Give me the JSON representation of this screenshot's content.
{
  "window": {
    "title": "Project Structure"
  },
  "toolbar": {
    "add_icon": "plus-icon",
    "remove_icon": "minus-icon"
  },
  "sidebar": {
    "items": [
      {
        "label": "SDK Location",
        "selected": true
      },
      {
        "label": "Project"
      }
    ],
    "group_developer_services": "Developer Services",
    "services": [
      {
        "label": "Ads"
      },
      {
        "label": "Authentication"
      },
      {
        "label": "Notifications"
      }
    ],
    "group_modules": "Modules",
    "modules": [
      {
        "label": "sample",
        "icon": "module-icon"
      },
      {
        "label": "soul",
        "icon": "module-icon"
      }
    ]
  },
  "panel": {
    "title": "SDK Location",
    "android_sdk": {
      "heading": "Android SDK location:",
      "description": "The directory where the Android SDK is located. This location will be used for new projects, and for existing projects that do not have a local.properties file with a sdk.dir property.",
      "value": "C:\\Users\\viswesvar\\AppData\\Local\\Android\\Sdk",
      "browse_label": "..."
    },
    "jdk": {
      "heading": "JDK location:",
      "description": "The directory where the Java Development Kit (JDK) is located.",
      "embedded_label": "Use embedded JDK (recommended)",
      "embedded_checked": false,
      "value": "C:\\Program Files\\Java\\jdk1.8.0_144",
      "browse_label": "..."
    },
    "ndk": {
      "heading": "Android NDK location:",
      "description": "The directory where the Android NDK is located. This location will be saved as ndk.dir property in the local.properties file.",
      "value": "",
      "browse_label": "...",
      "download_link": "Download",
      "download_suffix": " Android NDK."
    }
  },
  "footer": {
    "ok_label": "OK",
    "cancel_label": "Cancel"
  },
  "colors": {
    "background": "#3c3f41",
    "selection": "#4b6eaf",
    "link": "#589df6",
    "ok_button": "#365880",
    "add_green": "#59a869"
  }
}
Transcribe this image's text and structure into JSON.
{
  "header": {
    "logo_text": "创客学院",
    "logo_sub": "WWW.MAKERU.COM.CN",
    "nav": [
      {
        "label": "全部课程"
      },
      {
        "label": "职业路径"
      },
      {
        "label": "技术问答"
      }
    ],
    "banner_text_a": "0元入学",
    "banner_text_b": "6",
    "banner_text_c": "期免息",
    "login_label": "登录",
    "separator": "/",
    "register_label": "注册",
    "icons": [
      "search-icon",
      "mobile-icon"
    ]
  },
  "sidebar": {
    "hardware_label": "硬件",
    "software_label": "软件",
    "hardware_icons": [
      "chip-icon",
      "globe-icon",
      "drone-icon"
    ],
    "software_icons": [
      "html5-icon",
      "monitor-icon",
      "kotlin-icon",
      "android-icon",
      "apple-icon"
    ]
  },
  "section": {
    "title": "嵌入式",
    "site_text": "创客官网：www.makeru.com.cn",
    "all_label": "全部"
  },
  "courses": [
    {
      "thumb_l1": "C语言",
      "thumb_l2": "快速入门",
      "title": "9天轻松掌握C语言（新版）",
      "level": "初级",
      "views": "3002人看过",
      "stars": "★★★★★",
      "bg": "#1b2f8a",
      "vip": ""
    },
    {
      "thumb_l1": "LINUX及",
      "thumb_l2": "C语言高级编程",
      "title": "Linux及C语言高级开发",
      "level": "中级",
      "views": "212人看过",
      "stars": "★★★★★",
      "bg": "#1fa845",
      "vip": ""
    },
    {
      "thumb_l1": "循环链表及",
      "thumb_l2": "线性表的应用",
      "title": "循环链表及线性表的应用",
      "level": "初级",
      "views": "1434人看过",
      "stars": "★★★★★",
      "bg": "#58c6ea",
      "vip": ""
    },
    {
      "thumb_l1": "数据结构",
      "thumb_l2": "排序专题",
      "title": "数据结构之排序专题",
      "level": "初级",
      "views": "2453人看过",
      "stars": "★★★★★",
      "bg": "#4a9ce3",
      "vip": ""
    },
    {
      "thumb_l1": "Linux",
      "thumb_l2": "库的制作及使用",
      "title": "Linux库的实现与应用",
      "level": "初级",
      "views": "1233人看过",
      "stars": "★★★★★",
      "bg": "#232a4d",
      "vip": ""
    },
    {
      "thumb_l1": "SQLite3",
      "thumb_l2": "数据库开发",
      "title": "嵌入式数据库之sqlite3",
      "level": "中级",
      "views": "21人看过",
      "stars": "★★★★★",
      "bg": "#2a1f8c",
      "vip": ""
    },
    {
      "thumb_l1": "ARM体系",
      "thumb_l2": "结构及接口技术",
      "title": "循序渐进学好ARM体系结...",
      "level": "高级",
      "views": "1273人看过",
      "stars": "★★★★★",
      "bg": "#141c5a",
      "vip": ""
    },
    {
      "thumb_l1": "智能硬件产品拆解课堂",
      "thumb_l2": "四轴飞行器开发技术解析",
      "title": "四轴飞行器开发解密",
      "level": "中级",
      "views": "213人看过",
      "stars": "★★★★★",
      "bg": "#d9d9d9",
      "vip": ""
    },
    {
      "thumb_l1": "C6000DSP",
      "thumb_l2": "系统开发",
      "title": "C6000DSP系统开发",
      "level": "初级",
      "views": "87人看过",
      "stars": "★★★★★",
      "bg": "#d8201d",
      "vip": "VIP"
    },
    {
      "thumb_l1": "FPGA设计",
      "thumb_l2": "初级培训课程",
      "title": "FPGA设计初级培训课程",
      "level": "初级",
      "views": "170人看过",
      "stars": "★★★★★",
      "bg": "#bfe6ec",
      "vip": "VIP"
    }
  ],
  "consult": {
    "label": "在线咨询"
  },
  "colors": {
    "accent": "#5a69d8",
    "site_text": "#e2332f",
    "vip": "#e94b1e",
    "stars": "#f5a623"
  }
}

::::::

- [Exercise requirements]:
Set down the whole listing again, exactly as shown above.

- [Completed task]:
Give me the JSON representation of this screenshot's content.
{
  "window": {
    "title": "Project Structure"
  },
  "toolbar": {
    "add_icon": "plus-icon",
    "remove_icon": "minus-icon"
  },
  "sidebar": {
    "items": [
      {
        "label": "SDK Location",
        "selected": true
      },
      {
        "label": "Project"
      }
    ],
    "group_developer_services": "Developer Services",
    "services": [
      {
        "label": "Ads"
      },
      {
        "label": "Authentication"
      },
      {
        "label": "Notifications"
      }
    ],
    "group_modules": "Modules",
    "modules": [
      {
        "label": "sample",
        "icon": "module-icon"
      },
      {
        "label": "soul",
        "icon": "module-icon"
      }
    ]
  },
  "panel": {
    "title": "SDK Location",
    "android_sdk": {
      "heading": "Android SDK location:",
      "description": "The directory where the Android SDK is located. This location will be used for new projects, and for existing projects that do not have a local.properties file with a sdk.dir property.",
      "value": "C:\\Users\\viswesvar\\AppData\\Local\\Android\\Sdk",
      "browse_label": "..."
    },
    "jdk": {
      "heading": "JDK location:",
      "description": "The directory where the Java Development Kit (JDK) is located.",
      "embedded_label": "Use embedded JDK (recommended)",
      "embedded_checked": false,
      "value": "C:\\Program Files\\Java\\jdk1.8.0_144",
      "browse_label": "..."
    },
    "ndk": {
      "heading": "Android NDK location:",
      "description": "The directory where the Android NDK is located. This location will be saved as ndk.dir property in the local.properties file.",
      "value": "",
      "browse_label": "...",
      "download_link": "Download",
      "download_suffix": " Android NDK."
    }
  },
  "footer": {
    "ok_label": "OK",
    "cancel_label": "Cancel"
  },
  "colors": {
    "background": "#3c3f41",
    "selection": "#4b6eaf",
    "link": "#589df6",
    "ok_button": "#365880",
    "add_green": "#59a869"
  }
}
Transcribe this image's text and structure into JSON.
{
  "header": {
    "logo_text": "创客学院",
    "logo_sub": "WWW.MAKERU.COM.CN",
    "nav": [
      {
        "label": "全部课程"
      },
      {
        "label": "职业路径"
      },
      {
        "label": "技术问答"
      }
    ],
    "banner_text_a": "0元入学",
    "banner_text_b": "6",
    "banner_text_c": "期免息",
    "login_label": "登录",
    "separator": "/",
    "register_label": "注册",
    "icons": [
      "search-icon",
      "mobile-icon"
    ]
  },
  "sidebar": {
    "hardware_label": "硬件",
    "software_label": "软件",
    "hardware_icons": [
      "chip-icon",
      "globe-icon",
      "drone-icon"
    ],
    "software_icons": [
      "html5-icon",
      "monitor-icon",
      "kotlin-icon",
      "android-icon",
      "apple-icon"
    ]
  },
  "section": {
    "title": "嵌入式",
    "site_text": "创客官网：www.makeru.com.cn",
    "all_label": "全部"
  },
  "courses": [
    {
      "thumb_l1": "C语言",
      "thumb_l2": "快速入门",
      "title": "9天轻松掌握C语言（新版）",
      "level": "初级",
      "views": "3002人看过",
      "stars": "★★★★★",
      "bg": "#1b2f8a",
      "vip": ""
    },
    {
      "thumb_l1": "LINUX及",
      "thumb_l2": "C语言高级编程",
      "title": "Linux及C语言高级开发",
      "level": "中级",
      "views": "212人看过",
      "stars": "★★★★★",
      "bg": "#1fa845",
      "vip": ""
    },
    {
      "thumb_l1": "循环链表及",
      "thumb_l2": "线性表的应用",
      "title": "循环链表及线性表的应用",
      "level": "初级",
      "views": "1434人看过",
      "stars": "★★★★★",
      "bg": "#58c6ea",
      "vip": ""
    },
    {
      "thumb_l1": "数据结构",
      "thumb_l2": "排序专题",
      "title": "数据结构之排序专题",
      "level": "初级",
      "views": "2453人看过",
      "stars": "★★★★★",
      "bg": "#4a9ce3",
      "vip": ""
    },
    {
      "thumb_l1": "Linux",
      "thumb_l2": "库的制作及使用",
      "title": "Linux库的实现与应用",
      "level": "初级",
      "views": "1233人看过",
      "stars": "★★★★★",
      "bg": "#232a4d",
      "vip": ""
    },
    {
      "thumb_l1": "SQLite3",
      "thumb_l2": "数据库开发",
      "title": "嵌入式数据库之sqlite3",
      "level": "中级",
      "views": "21人看过",
      "stars": "★★★★★",
      "bg": "#2a1f8c",
      "vip": ""
    },
    {
      "thumb_l1": "ARM体系",
      "thumb_l2": "结构及接口技术",
      "title": "循序渐进学好ARM体系结...",
      "level": "高级",
      "views": "1273人看过",
      "stars": "★★★★★",
      "bg": "#141c5a",
      "vip": ""
    },
    {
      "thumb_l1": "智能硬件产品拆解课堂",
      "thumb_l2": "四轴飞行器开发技术解析",
      "title": "四轴飞行器开发解密",
      "level": "中级",
      "views": "213人看过",
      "stars": "★★★★★",
      "bg": "#d9d9d9",
      "vip": ""
    },
    {
      "thumb_l1": "C6000DSP",
      "thumb_l2": "系统开发",
      "title": "C6000DSP系统开发",
      "level": "初级",
      "views": "87人看过",
      "stars": "★★★★★",
      "bg": "#d8201d",
      "vip": "VIP"
    },
    {
      "thumb_l1": "FPGA设计",
      "thumb_l2": "初级培训课程",
      "title": "FPGA设计初级培训课程",
      "level": "初级",
      "views": "170人看过",
      "stars": "★★★★★",
      "bg": "#bfe6ec",
      "vip": "VIP"
    }
  ],
  "consult": {
    "label": "在线咨询"
  },
  "colors": {
    "accent": "#5a69d8",
    "site_text": "#e2332f",
    "vip": "#e94b1e",
    "stars": "#f5a623"
  }
}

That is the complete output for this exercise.